§ Instructions for the task:
In the entries below, every line that contains "اکتبر" must be located and copied.

Data records Start Marker

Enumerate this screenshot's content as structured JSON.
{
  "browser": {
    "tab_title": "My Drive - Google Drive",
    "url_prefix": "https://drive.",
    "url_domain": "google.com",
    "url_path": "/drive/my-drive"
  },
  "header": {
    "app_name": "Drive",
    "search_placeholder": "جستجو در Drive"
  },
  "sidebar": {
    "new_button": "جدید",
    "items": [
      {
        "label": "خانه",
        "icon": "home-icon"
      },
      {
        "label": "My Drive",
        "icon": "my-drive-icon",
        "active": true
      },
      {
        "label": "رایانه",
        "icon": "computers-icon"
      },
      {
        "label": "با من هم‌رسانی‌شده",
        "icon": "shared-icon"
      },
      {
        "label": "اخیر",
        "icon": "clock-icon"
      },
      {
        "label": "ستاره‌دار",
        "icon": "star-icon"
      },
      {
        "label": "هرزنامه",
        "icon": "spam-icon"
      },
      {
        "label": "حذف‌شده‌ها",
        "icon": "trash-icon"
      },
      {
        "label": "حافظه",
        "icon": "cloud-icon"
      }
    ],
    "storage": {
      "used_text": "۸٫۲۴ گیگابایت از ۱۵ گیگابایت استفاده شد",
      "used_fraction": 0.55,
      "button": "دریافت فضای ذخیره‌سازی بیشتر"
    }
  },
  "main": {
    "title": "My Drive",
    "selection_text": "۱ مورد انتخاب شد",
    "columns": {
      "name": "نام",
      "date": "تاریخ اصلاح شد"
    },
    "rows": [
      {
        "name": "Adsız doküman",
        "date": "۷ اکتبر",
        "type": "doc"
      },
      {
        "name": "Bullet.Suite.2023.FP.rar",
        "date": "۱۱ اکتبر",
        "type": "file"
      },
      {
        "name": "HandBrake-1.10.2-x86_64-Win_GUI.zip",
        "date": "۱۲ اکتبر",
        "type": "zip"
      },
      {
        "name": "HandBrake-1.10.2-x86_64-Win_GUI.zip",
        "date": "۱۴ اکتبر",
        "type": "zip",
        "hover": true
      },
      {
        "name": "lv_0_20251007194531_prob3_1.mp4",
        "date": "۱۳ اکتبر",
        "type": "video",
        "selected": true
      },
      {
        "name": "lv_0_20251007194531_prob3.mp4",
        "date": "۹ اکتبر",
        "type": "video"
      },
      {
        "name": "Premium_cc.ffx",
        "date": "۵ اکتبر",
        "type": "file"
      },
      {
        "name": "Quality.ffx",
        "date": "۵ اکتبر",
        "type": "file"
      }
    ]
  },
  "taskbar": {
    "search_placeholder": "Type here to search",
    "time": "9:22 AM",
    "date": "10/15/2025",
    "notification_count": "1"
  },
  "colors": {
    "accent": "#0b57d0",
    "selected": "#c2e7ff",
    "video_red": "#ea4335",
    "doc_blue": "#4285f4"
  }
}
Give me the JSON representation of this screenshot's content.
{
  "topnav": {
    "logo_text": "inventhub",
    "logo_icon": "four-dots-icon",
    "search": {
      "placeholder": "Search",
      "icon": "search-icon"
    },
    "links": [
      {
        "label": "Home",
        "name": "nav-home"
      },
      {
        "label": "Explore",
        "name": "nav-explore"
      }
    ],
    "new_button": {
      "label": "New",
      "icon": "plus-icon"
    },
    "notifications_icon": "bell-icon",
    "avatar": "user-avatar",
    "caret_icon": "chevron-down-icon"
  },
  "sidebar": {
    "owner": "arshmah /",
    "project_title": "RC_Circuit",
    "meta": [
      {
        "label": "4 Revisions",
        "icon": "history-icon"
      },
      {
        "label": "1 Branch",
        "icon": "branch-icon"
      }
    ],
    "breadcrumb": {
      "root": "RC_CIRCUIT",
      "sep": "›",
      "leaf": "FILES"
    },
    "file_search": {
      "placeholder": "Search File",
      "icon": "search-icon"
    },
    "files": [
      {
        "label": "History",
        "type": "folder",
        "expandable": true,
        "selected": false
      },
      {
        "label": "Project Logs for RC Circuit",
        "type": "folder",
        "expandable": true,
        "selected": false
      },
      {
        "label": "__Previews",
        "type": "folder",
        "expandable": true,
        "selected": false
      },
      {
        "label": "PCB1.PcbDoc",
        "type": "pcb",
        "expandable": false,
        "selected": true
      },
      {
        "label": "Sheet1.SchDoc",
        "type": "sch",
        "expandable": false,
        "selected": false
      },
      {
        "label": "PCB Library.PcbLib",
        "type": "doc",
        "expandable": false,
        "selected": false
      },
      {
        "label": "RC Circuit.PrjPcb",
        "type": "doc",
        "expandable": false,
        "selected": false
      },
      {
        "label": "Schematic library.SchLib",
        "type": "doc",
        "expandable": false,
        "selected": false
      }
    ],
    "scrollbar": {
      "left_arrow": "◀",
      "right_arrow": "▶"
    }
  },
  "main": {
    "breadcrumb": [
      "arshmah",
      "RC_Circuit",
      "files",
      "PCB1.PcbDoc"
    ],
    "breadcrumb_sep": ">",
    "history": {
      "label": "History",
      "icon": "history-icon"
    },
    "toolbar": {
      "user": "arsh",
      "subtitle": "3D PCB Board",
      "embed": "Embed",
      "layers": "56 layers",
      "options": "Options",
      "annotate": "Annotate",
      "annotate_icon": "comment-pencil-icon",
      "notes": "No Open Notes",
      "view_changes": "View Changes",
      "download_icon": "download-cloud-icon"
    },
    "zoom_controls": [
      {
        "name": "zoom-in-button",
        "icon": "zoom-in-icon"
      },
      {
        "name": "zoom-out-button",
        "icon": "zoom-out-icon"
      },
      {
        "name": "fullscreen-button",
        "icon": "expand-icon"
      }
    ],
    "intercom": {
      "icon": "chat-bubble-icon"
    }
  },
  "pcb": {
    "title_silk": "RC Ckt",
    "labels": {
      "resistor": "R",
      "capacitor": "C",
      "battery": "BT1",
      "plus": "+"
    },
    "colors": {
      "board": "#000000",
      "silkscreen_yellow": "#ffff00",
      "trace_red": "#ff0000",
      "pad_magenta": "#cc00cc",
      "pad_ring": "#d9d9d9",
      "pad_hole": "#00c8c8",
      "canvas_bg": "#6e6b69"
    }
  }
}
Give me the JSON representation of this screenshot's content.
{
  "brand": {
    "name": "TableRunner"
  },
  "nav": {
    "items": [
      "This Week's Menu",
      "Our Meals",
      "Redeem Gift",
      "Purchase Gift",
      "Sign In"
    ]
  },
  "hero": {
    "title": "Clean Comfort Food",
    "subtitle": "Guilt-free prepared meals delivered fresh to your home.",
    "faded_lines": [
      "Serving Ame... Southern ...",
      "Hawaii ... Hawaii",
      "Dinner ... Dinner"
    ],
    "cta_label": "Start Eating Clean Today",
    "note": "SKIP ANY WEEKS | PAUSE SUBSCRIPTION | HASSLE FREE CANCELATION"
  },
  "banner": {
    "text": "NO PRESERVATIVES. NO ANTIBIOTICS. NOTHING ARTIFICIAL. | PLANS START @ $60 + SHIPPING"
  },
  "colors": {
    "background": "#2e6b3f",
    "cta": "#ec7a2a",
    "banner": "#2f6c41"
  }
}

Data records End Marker

§ Answer:
        "date": "۷ اکتبر",
        "date": "۱۱ اکتبر",
        "date": "۱۲ اکتبر",
        "date": "۱۴ اکتبر",
        "date": "۱۳ اکتبر",
        "date": "۹ اکتبر",
        "date": "۵ اکتبر",
        "date": "۵ اکتبر",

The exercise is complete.